For Fall 2017, Winter Break 2018, Spring 2018 course credit and Summer 2018:  Seeking an enthusiastic undergraduate to join in our experimental, theoretical and/or computational studies of either 1) signaling in living matter and transitions to multicellular life or 2) X-ray experimental physics, especially novel forms of spectroscopy aimed at uncovered electronic correlation effects in condensed matter and atomic systems. In the first effort we exploit laboratory optical techniques, in the later we are interested in performing experiments with energetic electron scattering and especially X-ray photons scattering at Cornell’s synchrotron radiation facility, CHESS.

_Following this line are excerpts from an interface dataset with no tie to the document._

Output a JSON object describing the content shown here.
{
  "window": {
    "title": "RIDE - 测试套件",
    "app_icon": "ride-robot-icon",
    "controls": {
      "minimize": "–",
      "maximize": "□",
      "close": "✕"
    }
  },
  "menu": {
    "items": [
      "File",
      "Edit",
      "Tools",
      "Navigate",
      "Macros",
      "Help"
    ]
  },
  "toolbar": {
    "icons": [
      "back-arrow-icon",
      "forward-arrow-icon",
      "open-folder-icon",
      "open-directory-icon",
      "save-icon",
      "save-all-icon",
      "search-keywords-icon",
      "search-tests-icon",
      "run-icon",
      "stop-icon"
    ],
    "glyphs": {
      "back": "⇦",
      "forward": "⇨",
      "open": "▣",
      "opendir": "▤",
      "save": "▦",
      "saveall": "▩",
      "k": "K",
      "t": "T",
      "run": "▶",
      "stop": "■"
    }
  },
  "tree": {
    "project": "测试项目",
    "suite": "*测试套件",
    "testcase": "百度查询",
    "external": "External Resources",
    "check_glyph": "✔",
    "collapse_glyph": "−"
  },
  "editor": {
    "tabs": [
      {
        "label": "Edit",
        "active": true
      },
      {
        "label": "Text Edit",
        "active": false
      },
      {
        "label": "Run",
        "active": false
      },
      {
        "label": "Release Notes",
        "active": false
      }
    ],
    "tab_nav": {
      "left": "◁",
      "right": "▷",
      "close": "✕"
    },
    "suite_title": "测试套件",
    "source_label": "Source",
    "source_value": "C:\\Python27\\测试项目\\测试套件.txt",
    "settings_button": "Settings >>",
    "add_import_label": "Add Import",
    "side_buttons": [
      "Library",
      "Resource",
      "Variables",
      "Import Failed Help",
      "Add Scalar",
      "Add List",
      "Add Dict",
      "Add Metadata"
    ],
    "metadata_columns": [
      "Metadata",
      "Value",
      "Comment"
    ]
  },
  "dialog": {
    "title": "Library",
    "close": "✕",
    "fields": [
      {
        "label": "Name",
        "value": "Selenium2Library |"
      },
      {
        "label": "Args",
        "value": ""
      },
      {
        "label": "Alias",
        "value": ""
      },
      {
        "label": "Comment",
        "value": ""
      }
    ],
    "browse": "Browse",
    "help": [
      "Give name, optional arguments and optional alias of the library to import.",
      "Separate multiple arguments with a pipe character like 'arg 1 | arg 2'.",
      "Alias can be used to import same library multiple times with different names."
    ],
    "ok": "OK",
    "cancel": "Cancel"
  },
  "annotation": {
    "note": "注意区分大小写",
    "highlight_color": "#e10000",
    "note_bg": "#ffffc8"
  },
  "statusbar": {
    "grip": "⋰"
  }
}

Contact Professor Franck

 

Research with Professor Georg Hoffstaetter

High-brightness electron beams

(a) Charged particle optics in accelerators

(b) Fields excited by the beam in superconducting accelerating structures. (HOM heating and BBU instability)

(c) Beam loss from intense accelerated beams

(d) Design and construction of permanent magnets for particle accelerators

(e) Feedback control of Radio-Frequency components

Most projects are related to the accelerator CBETA that we are currently constructing at Cornell: https://www.classe.cornell.edu/Research/ERL/CBETA.html

Contact Professor Hoffstaetter

 

Research with Professor Rob Thorne

Water is critical to life, yet many aspects of its interactions with biomolecules remain poorly understood.  We are looking for one or more undergraduates to assist in experiments and analysis related to the physics of water and ice formation in biomolecules and in biological structures. These problems are directly connected to important challenges in X-ray crystallography and molecular structure determination of proteins and in cryopreservation and recovery of biological tissues.  Sample projects include exploring preferential hydration and water structure in proteins using precision density measurements; and exploring glass formation and ice recrystallization during rapid cooling and thawing of aqueous solutions using high speed imaging.

Each of these projects is reasonably self-contained and should lead to journal publications. Good hands, good organizational skills, and a good work ethic are the key requirements.  We may also have some computational projects - assisting with analysis of data collected at CHESS - for suitably qualified students.

Please contact Prof. Thorne (ret6) for more information.

 

Research with Professor Jane Wang

Professor Wang’s research focuses on insect flight, as a means to understanding principles governing the living organisms.

Project 1:  Computer simulation of insect flight

If you love physics and computer simulations, you can play with bugs flying on the computer.  Explore and optimize.  Computer skills:  Matlab, C++, Genetic Algorithms, and Machine Learning.  Please contact Prof. Jane Wang (jane.wang@cornell.edu) with a brief description about your background and a resume.

Project 2:  Art and physics

If you have a background in music or in visual art, we have lots of new small projects.

Contact Professor Wang